We’re one week away from the 2020 Oscars and the exhausting cycle of awards season coming to an end for another year. The BAFTA Awards took place in London last night and were about as dishearteningly predictable as everyone was expecting, a few notable exceptions aside. 1917 took home seven awards, including Best Picture and Best Director for Sam Mendes, which was one of the safest calls of a night of very safe decisions. How could BAFTA say no to the very worthy British war movie, after all? Of course, it was one of the few British films to really be centered in a night that is supposed to prioritize British cinema. All four of the Oscar front-runners for acting added a new trophy to their shelves, while Bong Joon-ho was one of the few unexpected delights of a dreary evening after he beat Quentin Tarantino to win Best Original Screenplay for Parasite.
I’ve talked before about how BAFTA is becoming hilariously irrelevant thanks to its desperation to chase the glory of being an Oscar predictor, and that was in full force last night, but the true elephant in the room was the startling lack of diversity in terms of race and gender. Once again, no women directors were nominated for the top prize, and all 20 acting nominees were white. In a year of Lupita Nyong’o, Cynthia Erivo, Awkwafina, Jennifer Lopez, Kelvin Harrison Jr., and the entire cast of Parasite, that is simply unforgivable, and everyone in the room knew it. Even Prince William, the President of BAFTA, had to acknowledge it in his speech, saying:

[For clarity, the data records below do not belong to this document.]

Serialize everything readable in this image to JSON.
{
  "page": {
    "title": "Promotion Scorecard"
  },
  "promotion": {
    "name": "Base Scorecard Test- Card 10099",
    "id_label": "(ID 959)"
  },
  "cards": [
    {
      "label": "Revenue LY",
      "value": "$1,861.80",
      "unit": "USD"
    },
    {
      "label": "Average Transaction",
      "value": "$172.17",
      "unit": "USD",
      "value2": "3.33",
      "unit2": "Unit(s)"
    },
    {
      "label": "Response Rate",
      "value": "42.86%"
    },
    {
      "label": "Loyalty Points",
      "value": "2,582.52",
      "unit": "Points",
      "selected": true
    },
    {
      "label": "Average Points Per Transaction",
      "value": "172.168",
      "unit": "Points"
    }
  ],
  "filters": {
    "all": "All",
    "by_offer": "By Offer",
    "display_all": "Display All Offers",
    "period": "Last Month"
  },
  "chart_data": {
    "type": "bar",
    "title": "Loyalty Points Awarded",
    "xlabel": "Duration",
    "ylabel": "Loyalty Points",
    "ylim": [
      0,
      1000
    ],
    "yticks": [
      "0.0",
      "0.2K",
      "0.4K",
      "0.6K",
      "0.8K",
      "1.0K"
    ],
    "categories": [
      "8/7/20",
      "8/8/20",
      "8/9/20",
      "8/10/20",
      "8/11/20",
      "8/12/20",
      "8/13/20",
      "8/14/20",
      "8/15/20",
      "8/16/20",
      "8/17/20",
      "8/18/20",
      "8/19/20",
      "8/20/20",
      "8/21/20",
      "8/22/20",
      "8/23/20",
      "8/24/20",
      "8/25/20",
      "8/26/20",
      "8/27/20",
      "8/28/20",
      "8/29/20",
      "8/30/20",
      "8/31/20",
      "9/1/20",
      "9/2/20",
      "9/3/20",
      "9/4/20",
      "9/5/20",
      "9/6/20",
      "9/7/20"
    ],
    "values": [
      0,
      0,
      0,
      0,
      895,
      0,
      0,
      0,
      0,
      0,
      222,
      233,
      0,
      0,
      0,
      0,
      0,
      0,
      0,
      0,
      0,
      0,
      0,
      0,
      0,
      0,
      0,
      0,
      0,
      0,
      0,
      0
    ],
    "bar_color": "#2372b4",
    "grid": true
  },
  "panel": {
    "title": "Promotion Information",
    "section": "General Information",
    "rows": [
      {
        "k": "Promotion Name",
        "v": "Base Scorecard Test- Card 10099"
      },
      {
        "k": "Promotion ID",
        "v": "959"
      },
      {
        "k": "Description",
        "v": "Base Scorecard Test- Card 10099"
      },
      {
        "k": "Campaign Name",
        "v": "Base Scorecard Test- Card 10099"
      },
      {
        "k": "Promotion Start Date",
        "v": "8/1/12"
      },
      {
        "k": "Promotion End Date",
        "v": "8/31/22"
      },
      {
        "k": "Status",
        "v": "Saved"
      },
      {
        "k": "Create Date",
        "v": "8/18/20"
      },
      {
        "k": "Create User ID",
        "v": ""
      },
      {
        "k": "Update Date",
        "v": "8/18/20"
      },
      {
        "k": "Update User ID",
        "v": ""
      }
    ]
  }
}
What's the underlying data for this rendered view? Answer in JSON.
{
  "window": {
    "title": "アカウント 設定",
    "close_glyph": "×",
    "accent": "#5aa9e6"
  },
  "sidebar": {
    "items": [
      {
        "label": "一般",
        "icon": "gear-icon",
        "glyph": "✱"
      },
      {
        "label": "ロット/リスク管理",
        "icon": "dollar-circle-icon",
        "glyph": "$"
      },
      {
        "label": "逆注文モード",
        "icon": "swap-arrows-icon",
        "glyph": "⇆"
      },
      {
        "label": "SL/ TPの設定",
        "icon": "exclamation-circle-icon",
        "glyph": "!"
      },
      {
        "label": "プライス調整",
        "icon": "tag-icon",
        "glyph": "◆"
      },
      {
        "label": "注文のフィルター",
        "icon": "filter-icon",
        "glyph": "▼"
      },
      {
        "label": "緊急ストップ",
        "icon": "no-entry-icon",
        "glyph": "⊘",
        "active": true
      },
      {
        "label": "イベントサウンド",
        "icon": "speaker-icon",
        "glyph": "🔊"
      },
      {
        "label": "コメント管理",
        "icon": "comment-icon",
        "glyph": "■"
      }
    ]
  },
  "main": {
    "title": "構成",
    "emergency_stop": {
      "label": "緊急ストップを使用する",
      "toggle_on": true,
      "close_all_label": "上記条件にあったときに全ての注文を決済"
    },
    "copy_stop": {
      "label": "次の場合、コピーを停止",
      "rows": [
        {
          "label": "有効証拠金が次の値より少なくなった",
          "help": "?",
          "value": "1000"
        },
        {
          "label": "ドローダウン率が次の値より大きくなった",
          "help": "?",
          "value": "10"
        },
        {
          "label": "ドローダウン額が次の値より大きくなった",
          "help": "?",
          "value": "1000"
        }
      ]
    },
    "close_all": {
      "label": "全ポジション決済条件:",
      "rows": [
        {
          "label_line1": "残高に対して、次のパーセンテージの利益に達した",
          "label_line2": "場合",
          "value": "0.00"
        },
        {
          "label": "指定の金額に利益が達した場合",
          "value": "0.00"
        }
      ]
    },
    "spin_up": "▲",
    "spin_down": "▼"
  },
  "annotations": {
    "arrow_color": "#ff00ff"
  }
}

‘In 2020, and not for the first time in the last few years, we find ourselves talking again about the need to do more to ensure diversity in the sector and in the awards process - that simply cannot be right in this day and age. BAFTA take this issue seriously, and following this year’s nominations, have launched a full and thorough review of the entire awards process to build on their existing work and ensure that opportunities are available to everyone.’
But the most pointed speech of the night on this topic came from Best Actor winner Joaquin Phoenix, who talked about the need for white people ‘to truly understand systemic racism. It is the obligation of the people who have created and benefit from the system of oppression to be the ones to dismantle it. So that’s on us.’ As noted by The Farewell director Lulu Wang, a whole lot of people in that room did not want to hear that.
An uncomfortable silence filled the hall for a long noticeable moment. Thank you Joaquin.— Lulu Wang (@thumbelulu) February 2, 2020
Other great speeches of the night included Taika Waititi, who is always entertaining and cracked jokes about Brexit and the colonies while accepting his award for Best Adapted Screenplay.
Andy Serkis was awarded a special BAFTA for Outstanding British Contribution to Cinema, which was presented to him by Sir Ian McKellen. Serkis, who is currently directing Venom 2, came on stage on crutches after a minor skiing accident.
The BAFTA Fellowship Award went to the legendary Kathleen Kennedy, a decision that I’m sure didn’t set off a bunch of whining men on YouTube.
Here are the winners from the 2020 BAFTA Awards.
Sam Mendes - 1917
Joaquin Phoenix - Joker
Renee Zellweger - Judy
BEST SUPPORTING ACTOR
Brad Pitt - Once Upon a Time in Hollywood
BEST SUPPORTING ACTRESS
Laura Dern - Marriage Story
BEST ADAPTED SCREENPLAY
BEST ORIGINAL SCREENPLAY
EE RISING STAR AWARD
BEST FILM NOT IN THE ENGLISH LANGUAGE
OUTSTANDING BRITISH DEBUT
BEST COSTUME DESIGN
BEST PRODUCTION DESIGN
BEST BRITISH SHORT
Learning to Skateboard in a Warzone (If You’re a Girl)
BEST BRITISH SHORT ANIMATION
Grandad Was a Romantic
BEST MAKE-UP AND HAIR
BEST ANIMATED FILM
OUTSTANDING BRITISH FILM
Header Image Source: Getty Images.